Artificial intelligence (AI) systems are revolutionizing everyday tasks and functions from commerce to education and employment. As these systems further advance, they are also amplifying some of the external biases that exist within society, and in some cases decreasing access to economic opportunities for certain users. The U.S. and other countries are seeking clarity on how to develop responsible AI to reduce consumer harms. For example, Germany has attempted to improve the classification of AI, incorporating high-risk categories such as the degree of environmental, economic, and societal impact, as well as the probability of consumer harm. As efforts to standardize AI principles and processes proceed, how do we ensure more responsible outcomes and model performance? Should policymakers and other stakeholders look to AI certifications, rating systems, labeling, or other tools to surface potential blind spots in the technology’s performance? What roles should computer scientists, policymakers, and civil society leaders play in generating more trustworthy AI systems? How can civil society be more engaged in providing feedback on the AI’s design and outputs?

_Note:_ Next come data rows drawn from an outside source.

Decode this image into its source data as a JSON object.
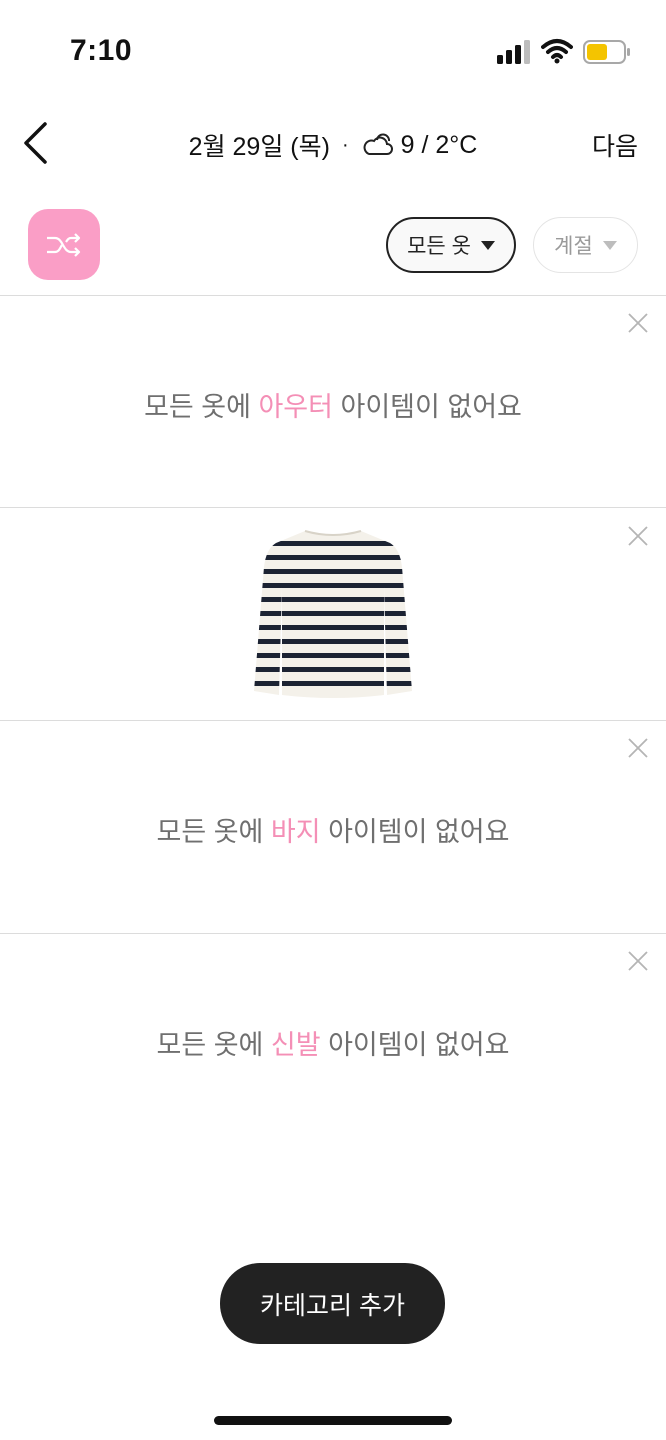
{
  "status_bar": {
    "time": "7:10"
  },
  "nav": {
    "date": "2월 29일 (목)",
    "separator": "·",
    "temperature": "9 / 2°C",
    "next_label": "다음",
    "weather_icon": "cloud-icon"
  },
  "toolbar": {
    "shuffle_icon": "shuffle-icon",
    "filter_label": "모든 옷",
    "season_label": "계절"
  },
  "categories": [
    {
      "prefix": "모든 옷",
      "particle": "에 ",
      "name": "아우터",
      "suffix": " 아이템이 없어요"
    },
    {
      "item_icon": "striped-shirt-icon"
    },
    {
      "prefix": "모든 옷",
      "particle": "에 ",
      "name": "바지",
      "suffix": " 아이템이 없어요"
    },
    {
      "prefix": "모든 옷",
      "particle": "에 ",
      "name": "신발",
      "suffix": " 아이템이 없어요"
    }
  ],
  "add_category_label": "카테고리 추가",
  "colors": {
    "accent": "#fa9ec6",
    "accent_text": "#f48fb6",
    "dark": "#222222"
  }
}
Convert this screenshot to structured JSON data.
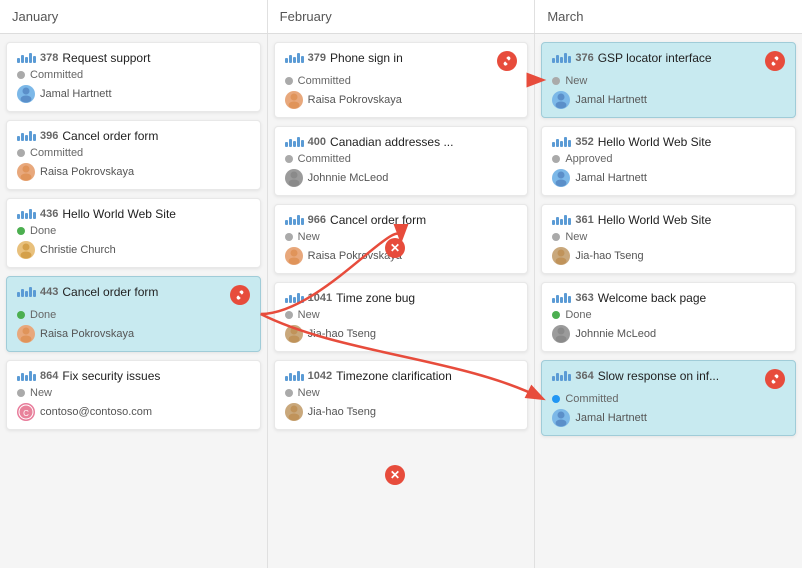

On October 1, the Center for Technology Innovation at Brookings hosted a panel of experts to discuss potential markers and best practices to increase consumer trust in AI performance. The conversation also explored Brookings Senior Fellow Nicol Turner Lee’s preliminary development of Energy Star-style consumer ratings system that could potentially result in more lucid, inclusive, and responsible AI systems.